Joseph P. DeStefano | General Election, November 6, 2018

Joseph P. DeStefano is running for New York State Assembly - 3rd District

Joseph P. DeStefano



BACKGROUND: De Stefano, 58, of Medford, is running on the Republican, Conservative, Independence and Reform lines. He is a communications supervisor for the Suffolk County Sheriff's Office, for which he has worked 27 years. De Stefano also represents sheriff's and probation employees as unit president for the Suffolk Association of Municipal Employees union. He has been a Medford fire commissioner for 23 years and serves as secretary-treasurer for the Association of Fire Districts of the State of New York. This is his first run for elected office. De Stefano is married with two children. He received an associate degree in business and management from Suffolk County Community College in 1980.

ISSUES: De Stefano said his priorities would be taxes, quality of life issues, environmental protection, ethics reform, downtown revitalization and keeping neighborhoods safe from gangs.
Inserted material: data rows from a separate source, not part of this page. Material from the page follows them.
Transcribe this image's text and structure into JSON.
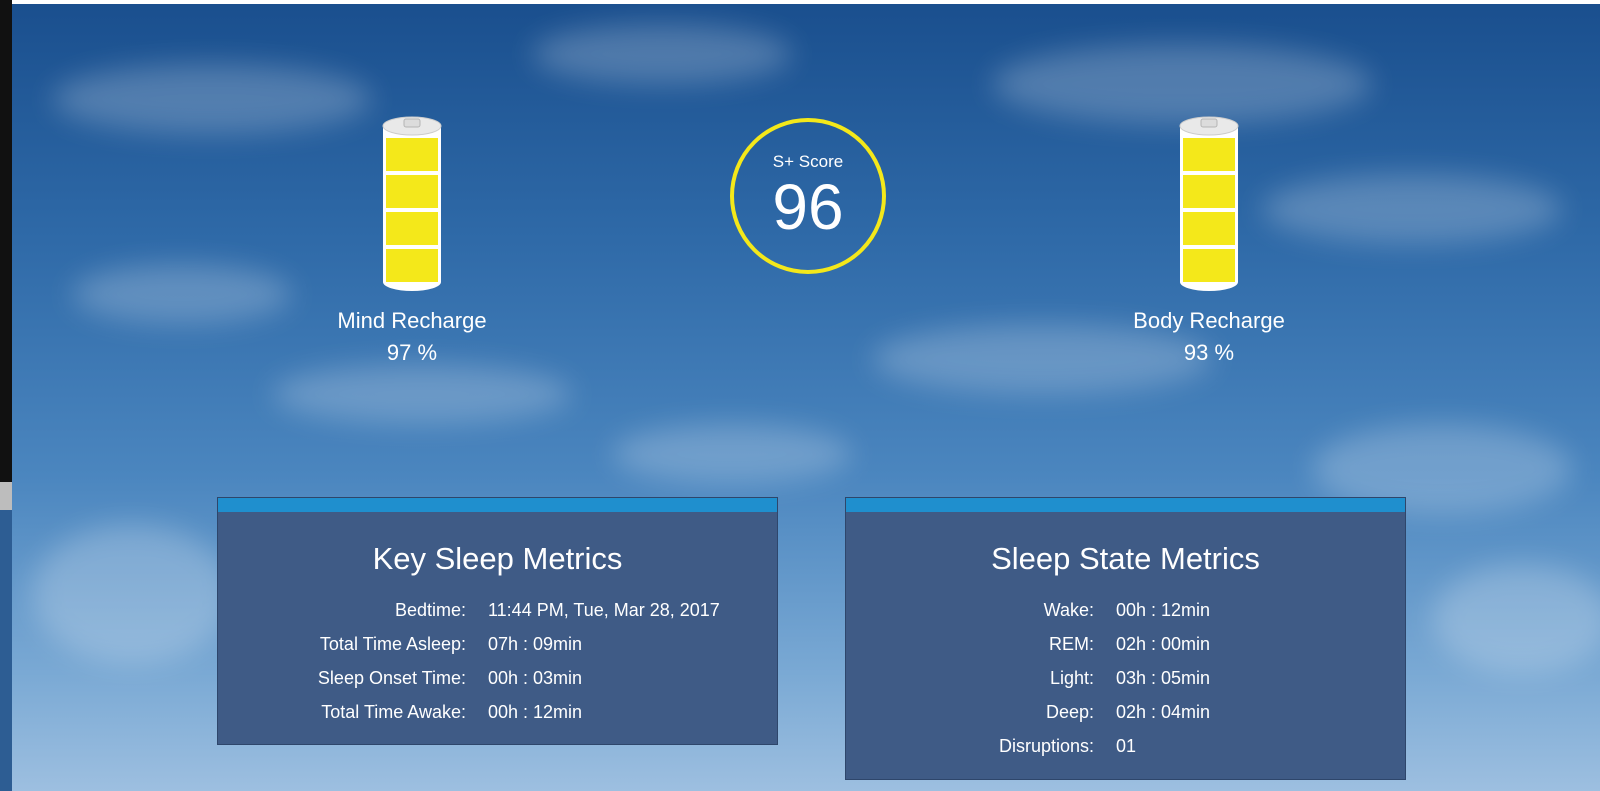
{
  "mind_recharge": {
    "label": "Mind Recharge",
    "value": "97 %",
    "level": 0.97
  },
  "body_recharge": {
    "label": "Body Recharge",
    "value": "93 %",
    "level": 0.93
  },
  "score": {
    "label": "S+ Score",
    "value": "96"
  },
  "key_sleep_metrics": {
    "title": "Key Sleep Metrics",
    "rows": [
      {
        "label": "Bedtime:",
        "value": "11:44 PM, Tue, Mar 28, 2017"
      },
      {
        "label": "Total Time Asleep:",
        "value": "07h : 09min"
      },
      {
        "label": "Sleep Onset Time:",
        "value": "00h : 03min"
      },
      {
        "label": "Total Time Awake:",
        "value": "00h : 12min"
      }
    ]
  },
  "sleep_state_metrics": {
    "title": "Sleep State Metrics",
    "rows": [
      {
        "label": "Wake:",
        "value": "00h : 12min"
      },
      {
        "label": "REM:",
        "value": "02h : 00min"
      },
      {
        "label": "Light:",
        "value": "03h : 05min"
      },
      {
        "label": "Deep:",
        "value": "02h : 04min"
      },
      {
        "label": "Disruptions:",
        "value": "01"
      }
    ]
  },
  "colors": {
    "battery_fill": "#f4e81a",
    "score_ring": "#f4e81a",
    "panel_bg": "#3f5b86",
    "panel_bar": "#1f8fce"
  }
}
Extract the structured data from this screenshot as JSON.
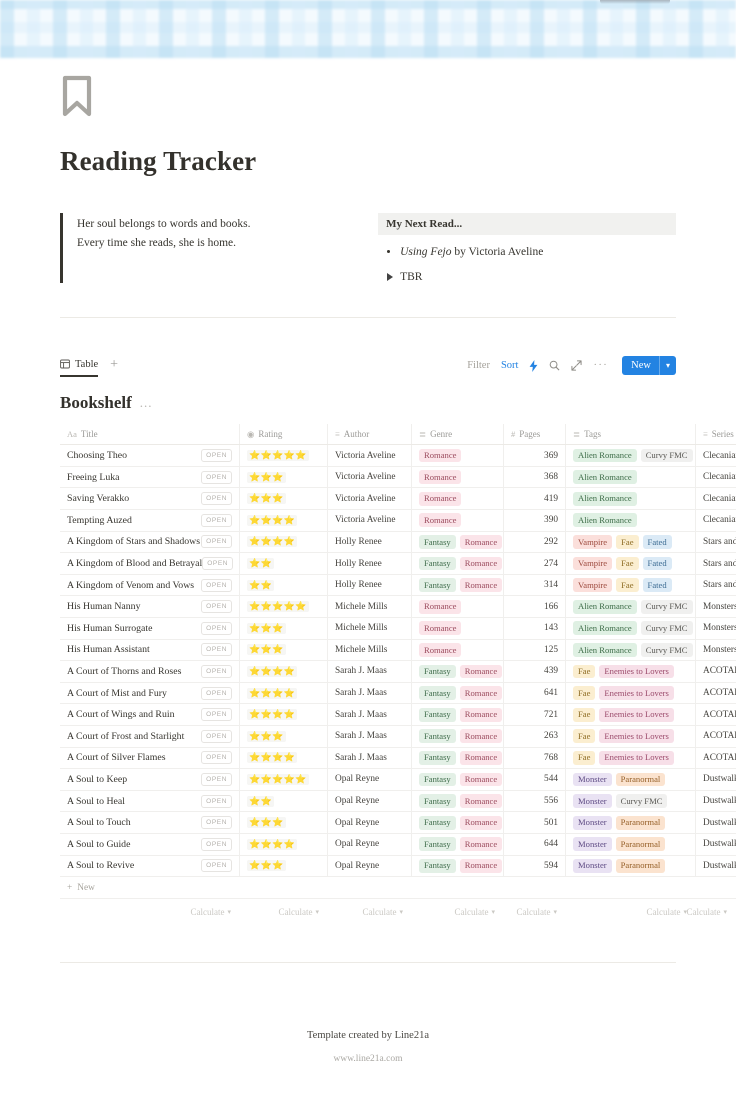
{
  "cover": {
    "icon": "bookmark-icon",
    "pattern": "blue-gingham",
    "accent": "#bade f3"
  },
  "page": {
    "title": "Reading Tracker",
    "quote_line1": "Her soul belongs to words and books.",
    "quote_line2": "Every time she reads, she is home."
  },
  "next_read": {
    "header": "My Next Read...",
    "bullet_title": "Using Fejo",
    "bullet_rest": " by Victoria Aveline",
    "toggle_label": "TBR"
  },
  "toolbar": {
    "tab_label": "Table",
    "add_view": "+",
    "filter_label": "Filter",
    "sort_label": "Sort",
    "lightning_icon": "lightning-icon",
    "search_icon": "search-icon",
    "expand_icon": "expand-icon",
    "more_icon": "more-horizontal-icon",
    "new_label": "New",
    "new_chevron": "chevron-down-icon",
    "accent_color": "#2383e2"
  },
  "database": {
    "title": "Bookshelf",
    "more_label": "...",
    "new_row_label": "New",
    "columns": [
      {
        "label": "Title",
        "icon": "text-icon",
        "icon_glyph": "Aa"
      },
      {
        "label": "Rating",
        "icon": "select-icon",
        "icon_glyph": "◉"
      },
      {
        "label": "Author",
        "icon": "list-icon",
        "icon_glyph": "≡"
      },
      {
        "label": "Genre",
        "icon": "multiselect-icon",
        "icon_glyph": "≣"
      },
      {
        "label": "Pages",
        "icon": "number-icon",
        "icon_glyph": "#"
      },
      {
        "label": "Tags",
        "icon": "multiselect-icon",
        "icon_glyph": "≣"
      },
      {
        "label": "Series",
        "icon": "list-icon",
        "icon_glyph": "≡"
      }
    ],
    "open_label": "OPEN",
    "calculate_label": "Calculate",
    "calculate_count": 6,
    "rows": [
      {
        "title": "Choosing Theo",
        "rating": 5,
        "author": "Victoria Aveline",
        "genre": [
          "Romance"
        ],
        "pages": 369,
        "tags": [
          "Alien Romance",
          "Curvy FMC"
        ],
        "series": "Clecanian S"
      },
      {
        "title": "Freeing Luka",
        "rating": 3,
        "author": "Victoria Aveline",
        "genre": [
          "Romance"
        ],
        "pages": 368,
        "tags": [
          "Alien Romance"
        ],
        "series": "Clecanian S"
      },
      {
        "title": "Saving Verakko",
        "rating": 3,
        "author": "Victoria Aveline",
        "genre": [
          "Romance"
        ],
        "pages": 419,
        "tags": [
          "Alien Romance"
        ],
        "series": "Clecanian S"
      },
      {
        "title": "Tempting Auzed",
        "rating": 4,
        "author": "Victoria Aveline",
        "genre": [
          "Romance"
        ],
        "pages": 390,
        "tags": [
          "Alien Romance"
        ],
        "series": "Clecanian S"
      },
      {
        "title": "A Kingdom of Stars and Shadows",
        "rating": 4,
        "author": "Holly Renee",
        "genre": [
          "Fantasy",
          "Romance"
        ],
        "pages": 292,
        "tags": [
          "Vampire",
          "Fae",
          "Fated"
        ],
        "series": "Stars and Sh"
      },
      {
        "title": "A Kingdom of Blood and Betrayal",
        "rating": 2,
        "author": "Holly Renee",
        "genre": [
          "Fantasy",
          "Romance"
        ],
        "pages": 274,
        "tags": [
          "Vampire",
          "Fae",
          "Fated"
        ],
        "series": "Stars and Sh"
      },
      {
        "title": "A Kingdom of Venom and Vows",
        "rating": 2,
        "author": "Holly Renee",
        "genre": [
          "Fantasy",
          "Romance"
        ],
        "pages": 314,
        "tags": [
          "Vampire",
          "Fae",
          "Fated"
        ],
        "series": "Stars and Sh"
      },
      {
        "title": "His Human Nanny",
        "rating": 5,
        "author": "Michele Mills",
        "genre": [
          "Romance"
        ],
        "pages": 166,
        "tags": [
          "Alien Romance",
          "Curvy FMC"
        ],
        "series": "Monsters Lo"
      },
      {
        "title": "His Human Surrogate",
        "rating": 3,
        "author": "Michele Mills",
        "genre": [
          "Romance"
        ],
        "pages": 143,
        "tags": [
          "Alien Romance",
          "Curvy FMC"
        ],
        "series": "Monsters Lo"
      },
      {
        "title": "His Human Assistant",
        "rating": 3,
        "author": "Michele Mills",
        "genre": [
          "Romance"
        ],
        "pages": 125,
        "tags": [
          "Alien Romance",
          "Curvy FMC"
        ],
        "series": "Monsters Lo"
      },
      {
        "title": "A Court of Thorns and Roses",
        "rating": 4,
        "author": "Sarah J. Maas",
        "genre": [
          "Fantasy",
          "Romance"
        ],
        "pages": 439,
        "tags": [
          "Fae",
          "Enemies to Lovers"
        ],
        "series": "ACOTAR"
      },
      {
        "title": "A Court of Mist and Fury",
        "rating": 4,
        "author": "Sarah J. Maas",
        "genre": [
          "Fantasy",
          "Romance"
        ],
        "pages": 641,
        "tags": [
          "Fae",
          "Enemies to Lovers"
        ],
        "series": "ACOTAR"
      },
      {
        "title": "A Court of Wings and Ruin",
        "rating": 4,
        "author": "Sarah J. Maas",
        "genre": [
          "Fantasy",
          "Romance"
        ],
        "pages": 721,
        "tags": [
          "Fae",
          "Enemies to Lovers"
        ],
        "series": "ACOTAR"
      },
      {
        "title": "A Court of Frost and Starlight",
        "rating": 3,
        "author": "Sarah J. Maas",
        "genre": [
          "Fantasy",
          "Romance"
        ],
        "pages": 263,
        "tags": [
          "Fae",
          "Enemies to Lovers"
        ],
        "series": "ACOTAR"
      },
      {
        "title": "A Court of Silver Flames",
        "rating": 4,
        "author": "Sarah J. Maas",
        "genre": [
          "Fantasy",
          "Romance"
        ],
        "pages": 768,
        "tags": [
          "Fae",
          "Enemies to Lovers"
        ],
        "series": "ACOTAR"
      },
      {
        "title": "A Soul to Keep",
        "rating": 5,
        "author": "Opal Reyne",
        "genre": [
          "Fantasy",
          "Romance"
        ],
        "pages": 544,
        "tags": [
          "Monster",
          "Paranormal"
        ],
        "series": "Dustwalker"
      },
      {
        "title": "A Soul to Heal",
        "rating": 2,
        "author": "Opal Reyne",
        "genre": [
          "Fantasy",
          "Romance"
        ],
        "pages": 556,
        "tags": [
          "Monster",
          "Curvy FMC"
        ],
        "series": "Dustwalker"
      },
      {
        "title": "A Soul to Touch",
        "rating": 3,
        "author": "Opal Reyne",
        "genre": [
          "Fantasy",
          "Romance"
        ],
        "pages": 501,
        "tags": [
          "Monster",
          "Paranormal"
        ],
        "series": "Dustwalker"
      },
      {
        "title": "A Soul to Guide",
        "rating": 4,
        "author": "Opal Reyne",
        "genre": [
          "Fantasy",
          "Romance"
        ],
        "pages": 644,
        "tags": [
          "Monster",
          "Paranormal"
        ],
        "series": "Dustwalker"
      },
      {
        "title": "A Soul to Revive",
        "rating": 3,
        "author": "Opal Reyne",
        "genre": [
          "Fantasy",
          "Romance"
        ],
        "pages": 594,
        "tags": [
          "Monster",
          "Paranormal"
        ],
        "series": "Dustwalker"
      }
    ]
  },
  "footer": {
    "credit": "Template created by Line21a",
    "url": "www.line21a.com"
  }
}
He said he would curb wasteful spending, citing as examples state funding for an upstate hiking trail and a gondola at the state fairgrounds in Syracuse, and financial support for the Buffalo Bills. "I could probably go through a myriad of things that Albany spends money on that aren’t necessarily in the best interests of the taxpayers,” he said. “We raise taxes $10 million and yet we’re $14 million in the hole. Something’s not right with the expenditures.” He said he would ensure adequate funding for Long Island. “We need to make sure that we have our fair share and we get our money back,” he said. De Stefano said ethics reform is "high up" among his potential constituents' concerns. "They're tired of the corruption in Albany," he said. "They want to see reforms done." He said he would be willing to compromise, conceding that he would be in the minority party if Democrats retain control of the Assembly. “I’m going to have to reach out to the other side,” De Stefano said. “We have to reach out to the Democratic side of the aisle to get things done for Long Island.”